These programs are suitable options if the individual doesn’t have a severe or long-term addiction. The PHP is the highest level of outpatient programming with the highest number of hours spent at the treatment facility. The following levels of programming have fewer hours of treatment at the treatment rehab.
Outpatient programs are frequently used as step-down or follow-up levels from a higher level of treatment. A person who completes a residential program will often go to an outpatient program to continue their treatment. Research has shown that people who stay in treatment longer have a lower incidence of relapse.
No matter what program you enter, you will engage in different types of therapy. Substance abuse programs almost always include these therapy approaches:
CBT is an evidence-based therapy that helps individuals learn the associations between their thoughts and behaviors. They learn to recognize their negative and unrealistic thoughts and beliefs and how it has been influencing their drug use.
Group therapy is a highly beneficial type of therapy for treating addiction. In group sessions, people learn that they are not the only person with problems and to see issues from diverse perspectives. These are similar to self-help groups in that members discuss issues and hold each other accountable, but, they are different because they are led and directed by trained professional therapists.
During individual therapy, the individual works one on one with their counselor to identify any underlying causes for their substance use. Counselor and patient work to build a trusting, confidential collaboration to solve problems.
Many rehabs also offer alternative therapies. In these approaches, the person learns to consider their whole self–physically, mentally, and spiritually. Practicing meditation or working with animals can help an individual learn things about themself that had not previously occurred to them.
You can find the help you need at Achieve Wellness & Recovery. Our staff of professionals has the experience to help you at any level. The longer you wait, the more difficult your recovery will be. Contact us today and we can discuss what you want and need from treatment. Let us help you make that first step toward recovery.
We’re available 7 days a week and have specific office hours with all doctors on staff. Outside of normal office hours you can receive an on call Doctor or Nurse at your nearby hospital if needed.
Monday – Friday 8:00 – 5:00 | Saturday 9:00 – 5:00 | Sunday 11:00 – 4:00

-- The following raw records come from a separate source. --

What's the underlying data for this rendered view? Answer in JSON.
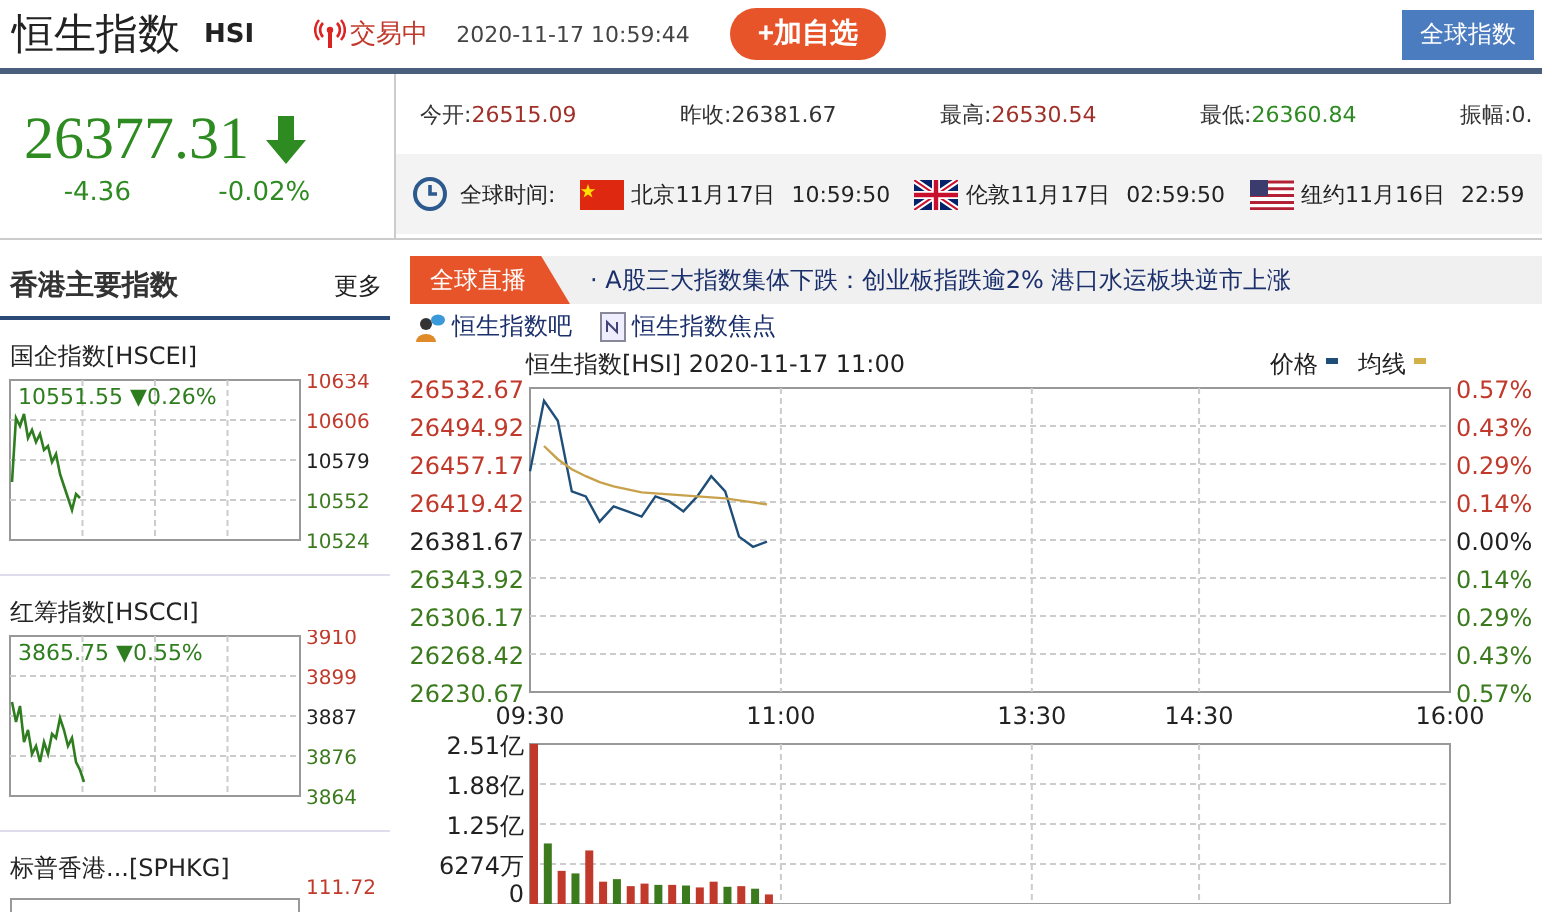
{
  "header": {
    "title": "恒生指数",
    "code": "HSI",
    "status": "交易中",
    "datetime": "2020-11-17 10:59:44",
    "add_button": "+加自选",
    "global_button": "全球指数"
  },
  "quote": {
    "price": "26377.31",
    "falling": true,
    "change": "-4.36",
    "change_pct": "-0.02%"
  },
  "stats": [
    {
      "label": "今开:",
      "value": "26515.09",
      "color": "#a0302a"
    },
    {
      "label": "昨收:",
      "value": "26381.67",
      "color": "#333333"
    },
    {
      "label": "最高:",
      "value": "26530.54",
      "color": "#a0302a"
    },
    {
      "label": "最低:",
      "value": "26360.84",
      "color": "#2e8b22"
    },
    {
      "label": "振幅:",
      "value": "0.",
      "color": "#333333"
    }
  ],
  "world_time": {
    "label": "全球时间:",
    "cities": [
      {
        "kind": "cn",
        "place": "北京11月17日",
        "time": "10:59:50"
      },
      {
        "kind": "uk",
        "place": "伦敦11月17日",
        "time": "02:59:50"
      },
      {
        "kind": "us",
        "place": "纽约11月16日",
        "time": "22:59"
      }
    ]
  },
  "sidebar": {
    "title": "香港主要指数",
    "more": "更多",
    "indices": [
      {
        "name": "国企指数[HSCEI]",
        "quote": "10551.55 ▼0.26%",
        "scale_labels": [
          "10634",
          "10606",
          "10579",
          "10552",
          "10524"
        ]
      },
      {
        "name": "红筹指数[HSCCI]",
        "quote": "3865.75 ▼0.55%",
        "scale_labels": [
          "3910",
          "3899",
          "3887",
          "3876",
          "3864"
        ]
      },
      {
        "name": "标普香港...[SPHKG]",
        "scale_labels": [
          "111.72"
        ]
      }
    ]
  },
  "news": {
    "tab": "全球直播",
    "headline": "· A股三大指数集体下跌：创业板指跌逾2% 港口水运板块逆市上涨"
  },
  "links": [
    {
      "kind": "forum",
      "label": "恒生指数吧"
    },
    {
      "kind": "news",
      "label": "恒生指数焦点"
    }
  ],
  "price_chart": {
    "title": "恒生指数[HSI] 2020-11-17 11:00",
    "legend": [
      {
        "label": "价格",
        "color": "#1f4e79"
      },
      {
        "label": "均线",
        "color": "#d4b04a"
      }
    ],
    "right_axis_labels": [
      "0.57%",
      "0.43%",
      "0.29%",
      "0.14%",
      "0.00%",
      "0.14%",
      "0.29%",
      "0.43%",
      "0.57%"
    ],
    "chart_data": {
      "type": "line",
      "grid": true,
      "ylim": [
        26230.67,
        26532.67
      ],
      "yticks": [
        {
          "value": 26532.67,
          "label": "26532.67"
        },
        {
          "value": 26494.92,
          "label": "26494.92"
        },
        {
          "value": 26457.17,
          "label": "26457.17"
        },
        {
          "value": 26419.42,
          "label": "26419.42"
        },
        {
          "value": 26381.67,
          "label": "26381.67"
        },
        {
          "value": 26343.92,
          "label": "26343.92"
        },
        {
          "value": 26306.17,
          "label": "26306.17"
        },
        {
          "value": 26268.42,
          "label": "26268.42"
        },
        {
          "value": 26230.67,
          "label": "26230.67"
        }
      ],
      "categories": [
        "09:30",
        null,
        null,
        null,
        null,
        null,
        null,
        null,
        null,
        null,
        null,
        null,
        null,
        null,
        null,
        null,
        null,
        null,
        "11:00",
        null,
        null,
        null,
        null,
        null,
        null,
        null,
        null,
        null,
        null,
        null,
        null,
        null,
        null,
        null,
        null,
        null,
        "13:30",
        null,
        null,
        null,
        null,
        null,
        null,
        null,
        null,
        null,
        null,
        null,
        "14:30",
        null,
        null,
        null,
        null,
        null,
        null,
        null,
        null,
        null,
        null,
        null,
        null,
        null,
        null,
        null,
        null,
        null,
        "16:00"
      ],
      "series": [
        {
          "color": "#1f4e79",
          "values": [
            26450,
            26520,
            26500,
            26430,
            26425,
            26400,
            26415,
            26410,
            26405,
            26425,
            26420,
            26410,
            26425,
            26445,
            26430,
            26385,
            26375,
            26380,
            null,
            null,
            null,
            null,
            null,
            null,
            null,
            null,
            null,
            null,
            null,
            null,
            null,
            null,
            null,
            null,
            null,
            null,
            null,
            null,
            null,
            null,
            null,
            null,
            null,
            null,
            null,
            null,
            null,
            null,
            null,
            null,
            null,
            null,
            null,
            null,
            null,
            null,
            null,
            null,
            null,
            null,
            null,
            null,
            null,
            null,
            null,
            null,
            null
          ]
        },
        {
          "color": "#c8a24a",
          "values": [
            null,
            26475,
            26462,
            26452,
            26445,
            26439,
            26435,
            26432,
            26429,
            26428,
            26427,
            26426,
            26425,
            26424,
            26423,
            26421,
            26419,
            26417,
            null,
            null,
            null,
            null,
            null,
            null,
            null,
            null,
            null,
            null,
            null,
            null,
            null,
            null,
            null,
            null,
            null,
            null,
            null,
            null,
            null,
            null,
            null,
            null,
            null,
            null,
            null,
            null,
            null,
            null,
            null,
            null,
            null,
            null,
            null,
            null,
            null,
            null,
            null,
            null,
            null,
            null,
            null,
            null,
            null,
            null,
            null,
            null,
            null
          ]
        }
      ]
    }
  },
  "volume_chart": {
    "quarter_label": "6274万",
    "chart_data": {
      "type": "bar",
      "stacked": true,
      "grid": true,
      "ylim": [
        0,
        2.51
      ],
      "yticks": [
        {
          "value": 0,
          "label": "0"
        },
        {
          "value": 1.25,
          "label": "1.25亿"
        },
        {
          "value": 1.88,
          "label": "1.88亿"
        },
        {
          "value": 2.51,
          "label": "2.51亿"
        }
      ],
      "categories": [
        null,
        null,
        null,
        null,
        null,
        null,
        null,
        null,
        null,
        null,
        null,
        null,
        null,
        null,
        null,
        null,
        null,
        null,
        null,
        null,
        null,
        null,
        null,
        null,
        null,
        null,
        null,
        null,
        null,
        null,
        null,
        null,
        null,
        null,
        null,
        null,
        null,
        null,
        null,
        null,
        null,
        null,
        null,
        null,
        null,
        null,
        null,
        null,
        null,
        null,
        null,
        null,
        null,
        null,
        null,
        null,
        null,
        null,
        null,
        null,
        null,
        null,
        null,
        null,
        null,
        null,
        null
      ],
      "series": [
        {
          "color": "#c0392b",
          "values": [
            2.51,
            null,
            0.52,
            null,
            0.84,
            0.35,
            null,
            0.28,
            0.32,
            null,
            0.3,
            null,
            0.26,
            0.35,
            null,
            0.28,
            null,
            0.15,
            null,
            null,
            null,
            null,
            null,
            null,
            null,
            null,
            null,
            null,
            null,
            null,
            null,
            null,
            null,
            null,
            null,
            null,
            null,
            null,
            null,
            null,
            null,
            null,
            null,
            null,
            null,
            null,
            null,
            null,
            null,
            null,
            null,
            null,
            null,
            null,
            null,
            null,
            null,
            null,
            null,
            null,
            null,
            null,
            null,
            null,
            null,
            null,
            null
          ]
        },
        {
          "color": "#3c7a1e",
          "values": [
            null,
            0.95,
            null,
            0.48,
            null,
            null,
            0.39,
            null,
            null,
            0.3,
            null,
            0.29,
            null,
            null,
            0.27,
            null,
            0.24,
            null,
            null,
            null,
            null,
            null,
            null,
            null,
            null,
            null,
            null,
            null,
            null,
            null,
            null,
            null,
            null,
            null,
            null,
            null,
            null,
            null,
            null,
            null,
            null,
            null,
            null,
            null,
            null,
            null,
            null,
            null,
            null,
            null,
            null,
            null,
            null,
            null,
            null,
            null,
            null,
            null,
            null,
            null,
            null,
            null,
            null,
            null,
            null,
            null,
            null
          ]
        }
      ]
    }
  }
}
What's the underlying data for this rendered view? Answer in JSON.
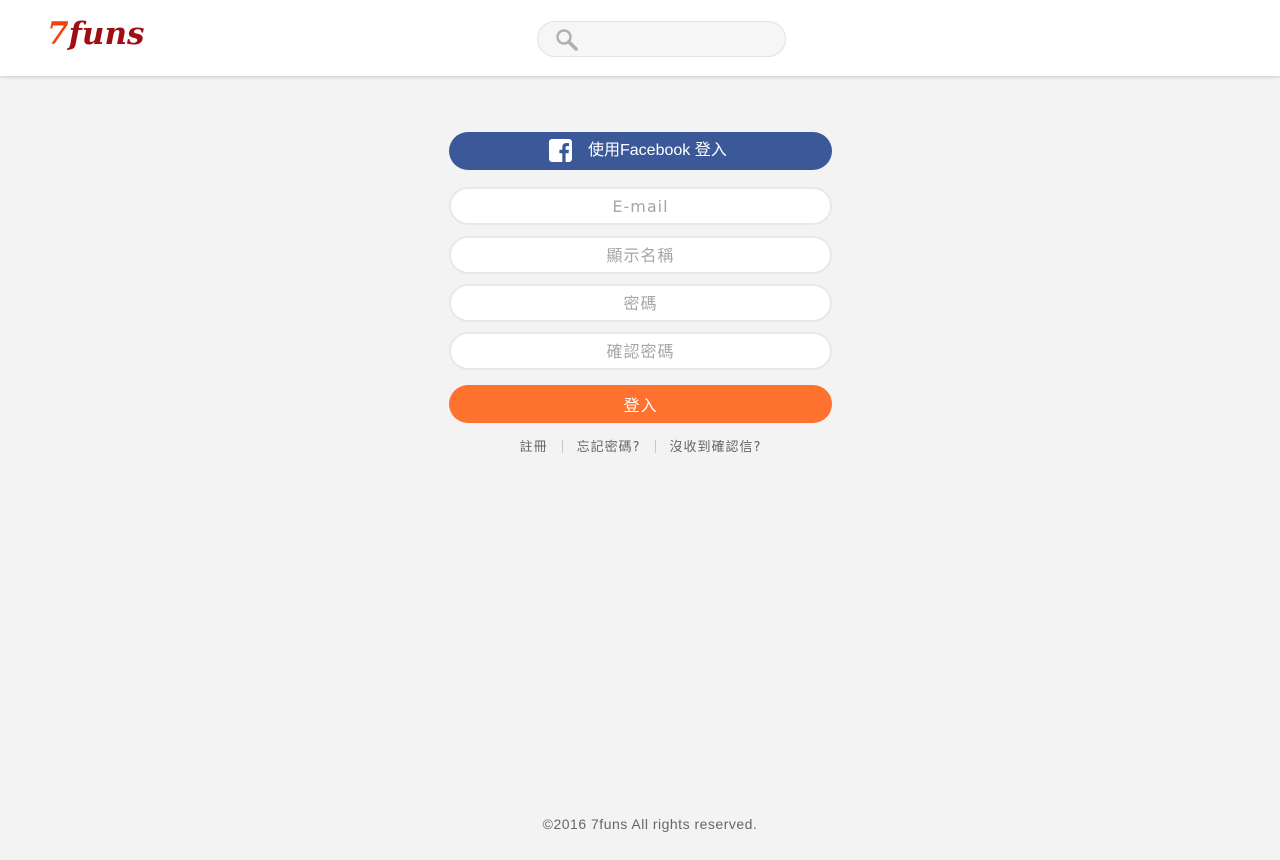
{
  "header": {
    "logo_seven": "7",
    "logo_rest": "funs",
    "search": {
      "placeholder": "",
      "value": ""
    }
  },
  "form": {
    "facebook_label": "使用Facebook 登入",
    "email_placeholder": "E-mail",
    "display_name_placeholder": "顯示名稱",
    "password_placeholder": "密碼",
    "confirm_password_placeholder": "確認密碼",
    "login_label": "登入"
  },
  "links": {
    "register": "註冊",
    "forgot_password": "忘記密碼?",
    "no_confirmation": "沒收到確認信?"
  },
  "footer": {
    "copyright": "©2016 7funs All rights reserved."
  },
  "colors": {
    "facebook": "#3b5998",
    "login": "#ff712f",
    "logo_seven": "#f2410f",
    "logo_rest": "#9e0e12",
    "background": "#f3f3f3"
  }
}
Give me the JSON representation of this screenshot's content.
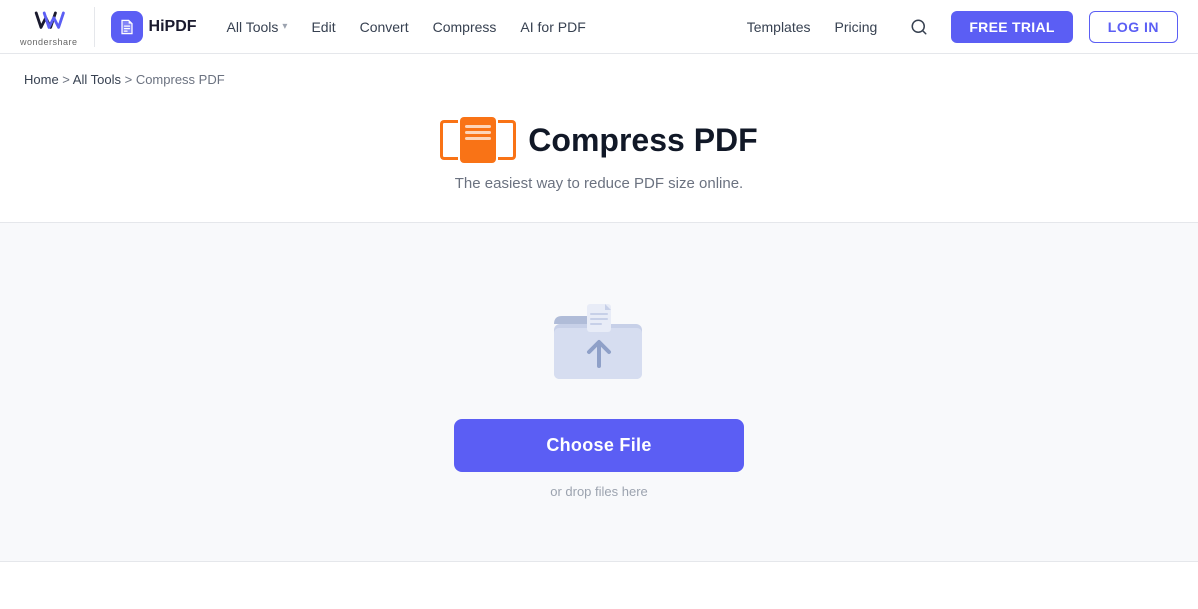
{
  "brand": {
    "wondershare_text": "wondershare",
    "hipdf_name": "HiPDF"
  },
  "nav": {
    "all_tools_label": "All Tools",
    "edit_label": "Edit",
    "convert_label": "Convert",
    "compress_label": "Compress",
    "ai_for_pdf_label": "AI for PDF",
    "templates_label": "Templates",
    "pricing_label": "Pricing",
    "free_trial_label": "FREE TRIAL",
    "login_label": "LOG IN"
  },
  "breadcrumb": {
    "home": "Home",
    "separator1": " > ",
    "all_tools": "All Tools",
    "separator2": " > ",
    "current": "Compress PDF"
  },
  "hero": {
    "title": "Compress PDF",
    "subtitle": "The easiest way to reduce PDF size online."
  },
  "dropzone": {
    "choose_file_label": "Choose File",
    "drop_hint": "or drop files here"
  }
}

Megan began her career working in substance use treatment at an inpatient setting where she found her calling for helping the young adult population. Megan has a Master of Science degree in Clinical Mental Health Counseling from Monmouth University with a specialty in Addiction Studies. She is currently a Licensed Associate Counselor and is awaiting her credentialing to become a Licensed Clinical Alcohol and Drug Counselor. Megan has a history working in the mental health and addiction field utilizing CBT and MI approaches within her clinical practices.